To use your data warehouse to its fullest potential, merge purge is critical. Data can be analyzed to find insights, increase efficiency, and discover problems when you are designing your data warehouse to be the ‘single source of truth’ across the enterprise. Merge purge allows you to choose how the data should be merged and purged. Pick the data survivorship rules that serve your purpose best and our merge purge tool will go through millions of records, combining them into complete golden records. Your original data is preserved in its original form, and a new dataset is created containing all the information.

Build Reliable and Accurate Analytics Capabilities into Your Data Warehouse

Data Ladder’s data quality software has been rated the fastest and most accurate platform for record linkage across multiple independent studies.
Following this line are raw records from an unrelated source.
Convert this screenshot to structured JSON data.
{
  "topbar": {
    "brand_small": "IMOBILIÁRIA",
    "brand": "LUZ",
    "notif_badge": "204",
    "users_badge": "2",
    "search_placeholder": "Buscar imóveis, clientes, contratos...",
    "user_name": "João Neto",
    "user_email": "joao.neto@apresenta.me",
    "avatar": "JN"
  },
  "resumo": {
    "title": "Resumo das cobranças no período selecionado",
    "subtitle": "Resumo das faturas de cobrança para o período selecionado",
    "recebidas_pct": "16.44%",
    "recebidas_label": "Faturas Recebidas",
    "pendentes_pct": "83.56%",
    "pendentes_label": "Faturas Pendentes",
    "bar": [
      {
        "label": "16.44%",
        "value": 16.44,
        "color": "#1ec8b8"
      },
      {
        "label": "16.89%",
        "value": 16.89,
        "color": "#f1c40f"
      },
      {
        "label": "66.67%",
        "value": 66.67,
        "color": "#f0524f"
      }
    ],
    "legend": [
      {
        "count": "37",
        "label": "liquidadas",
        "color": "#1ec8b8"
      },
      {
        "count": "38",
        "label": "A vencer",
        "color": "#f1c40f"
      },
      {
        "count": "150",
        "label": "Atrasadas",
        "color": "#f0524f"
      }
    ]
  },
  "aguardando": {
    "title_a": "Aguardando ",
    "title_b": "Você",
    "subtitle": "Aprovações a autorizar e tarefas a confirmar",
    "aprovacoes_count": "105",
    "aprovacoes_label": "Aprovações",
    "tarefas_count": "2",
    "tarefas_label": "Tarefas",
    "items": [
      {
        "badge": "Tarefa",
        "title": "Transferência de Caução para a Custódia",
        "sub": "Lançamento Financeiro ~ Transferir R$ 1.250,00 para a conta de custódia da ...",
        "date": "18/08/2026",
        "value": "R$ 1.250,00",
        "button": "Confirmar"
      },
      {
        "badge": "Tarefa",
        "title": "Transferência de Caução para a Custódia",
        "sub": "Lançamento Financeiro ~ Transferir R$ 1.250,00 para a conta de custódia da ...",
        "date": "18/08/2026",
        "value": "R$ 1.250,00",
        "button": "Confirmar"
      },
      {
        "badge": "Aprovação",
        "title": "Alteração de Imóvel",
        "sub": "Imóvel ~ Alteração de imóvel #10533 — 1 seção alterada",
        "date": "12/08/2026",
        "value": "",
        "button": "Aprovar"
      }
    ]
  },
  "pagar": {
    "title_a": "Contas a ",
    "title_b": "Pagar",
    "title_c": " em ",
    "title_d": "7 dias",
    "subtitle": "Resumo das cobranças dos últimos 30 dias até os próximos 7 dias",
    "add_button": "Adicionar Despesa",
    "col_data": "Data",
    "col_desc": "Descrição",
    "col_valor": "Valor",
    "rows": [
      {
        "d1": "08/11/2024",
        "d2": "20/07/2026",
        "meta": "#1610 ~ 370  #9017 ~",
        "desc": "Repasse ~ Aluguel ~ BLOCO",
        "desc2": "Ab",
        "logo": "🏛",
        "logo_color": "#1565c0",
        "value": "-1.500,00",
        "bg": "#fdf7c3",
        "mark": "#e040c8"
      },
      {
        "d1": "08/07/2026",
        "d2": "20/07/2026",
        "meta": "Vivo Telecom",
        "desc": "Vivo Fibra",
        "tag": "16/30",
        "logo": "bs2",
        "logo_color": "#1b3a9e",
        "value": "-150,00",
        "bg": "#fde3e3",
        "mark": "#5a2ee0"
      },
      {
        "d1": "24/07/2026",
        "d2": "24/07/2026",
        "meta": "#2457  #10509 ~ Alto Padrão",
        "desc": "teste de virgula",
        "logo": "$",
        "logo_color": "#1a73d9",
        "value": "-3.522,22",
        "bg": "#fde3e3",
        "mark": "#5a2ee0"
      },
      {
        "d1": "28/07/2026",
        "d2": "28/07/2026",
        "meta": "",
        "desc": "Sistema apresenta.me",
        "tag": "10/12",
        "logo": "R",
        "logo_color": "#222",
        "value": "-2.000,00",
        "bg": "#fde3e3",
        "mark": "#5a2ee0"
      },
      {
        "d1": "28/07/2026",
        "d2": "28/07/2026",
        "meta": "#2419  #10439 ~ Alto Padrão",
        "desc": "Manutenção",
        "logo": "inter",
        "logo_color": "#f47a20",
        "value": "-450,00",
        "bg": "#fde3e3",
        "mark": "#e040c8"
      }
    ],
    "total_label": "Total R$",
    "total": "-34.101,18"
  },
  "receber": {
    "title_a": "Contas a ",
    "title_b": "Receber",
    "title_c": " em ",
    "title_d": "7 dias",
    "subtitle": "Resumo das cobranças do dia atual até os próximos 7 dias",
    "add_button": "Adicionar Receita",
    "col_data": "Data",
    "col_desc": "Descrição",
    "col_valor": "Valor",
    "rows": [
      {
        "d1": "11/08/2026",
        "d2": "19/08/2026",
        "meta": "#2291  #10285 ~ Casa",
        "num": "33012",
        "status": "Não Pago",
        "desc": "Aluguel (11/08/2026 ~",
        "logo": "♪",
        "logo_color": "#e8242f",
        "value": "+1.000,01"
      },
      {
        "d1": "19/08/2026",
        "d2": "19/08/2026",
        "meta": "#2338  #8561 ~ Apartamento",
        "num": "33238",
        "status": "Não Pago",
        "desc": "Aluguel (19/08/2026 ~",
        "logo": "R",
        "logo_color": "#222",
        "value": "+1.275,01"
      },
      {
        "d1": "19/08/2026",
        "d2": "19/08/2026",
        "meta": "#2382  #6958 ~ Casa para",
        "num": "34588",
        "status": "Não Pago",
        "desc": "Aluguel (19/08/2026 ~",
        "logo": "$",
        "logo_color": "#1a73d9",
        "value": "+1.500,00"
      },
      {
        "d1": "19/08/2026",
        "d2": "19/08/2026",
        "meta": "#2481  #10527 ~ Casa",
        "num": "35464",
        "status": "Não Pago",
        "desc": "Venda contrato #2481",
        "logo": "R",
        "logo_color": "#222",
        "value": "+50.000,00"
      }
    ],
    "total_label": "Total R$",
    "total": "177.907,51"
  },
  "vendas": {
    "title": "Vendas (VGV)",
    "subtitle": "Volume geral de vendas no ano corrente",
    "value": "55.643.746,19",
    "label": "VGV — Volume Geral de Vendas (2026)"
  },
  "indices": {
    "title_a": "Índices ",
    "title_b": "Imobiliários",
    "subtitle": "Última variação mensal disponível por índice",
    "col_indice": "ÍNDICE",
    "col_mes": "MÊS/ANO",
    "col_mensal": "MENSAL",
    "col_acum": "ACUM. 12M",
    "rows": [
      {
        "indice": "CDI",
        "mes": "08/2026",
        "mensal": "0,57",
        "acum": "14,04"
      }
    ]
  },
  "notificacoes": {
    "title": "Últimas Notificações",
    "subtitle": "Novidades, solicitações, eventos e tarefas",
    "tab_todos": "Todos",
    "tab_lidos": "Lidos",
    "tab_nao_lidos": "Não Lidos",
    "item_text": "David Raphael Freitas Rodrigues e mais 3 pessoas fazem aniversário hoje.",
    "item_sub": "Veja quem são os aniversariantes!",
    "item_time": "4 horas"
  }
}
Leverage our powerful, proprietary matching capabilities to detect and purge duplicates, or merge and survive data to build a ‘single source of truth’ using world-class fuzzy matching, intelligent parsing, and pattern recognition techniques.

“My favorite part of DataMatch is how easy and flexible it is to use. I can use data from virtually any data source including ODBC connections, CSV files, and JSON files. It does a great job with data cleansing making the matching process even more powerful.”

Nick Corder, Platform Architect

The unrivaled speed, accuracy and low cost of DataMatch Enterprise make matching and linking records from all your data repositories a breeze, thanks to the wide variety of integrations that DataMatch Enterprise provides out-of-the-box.

Enhance your cleansing strategy in the data warehouse by leveraging our native integration with the numerous data sources and advanced record linkage features to find data matches across all supported repositories, regardless of whether your data lives in social media platforms and legacy systems or traditional databases and flat files and even Big Data lakes. Data Ladder integrates with virtually all modern systems to help you get the most out of your data warehouse.

Get in touch with our solution architects to work out a plan to scrub, clean, and finally validate data using advanced automation techniques while building your data warehouse and ensure your business users get accurate analytics.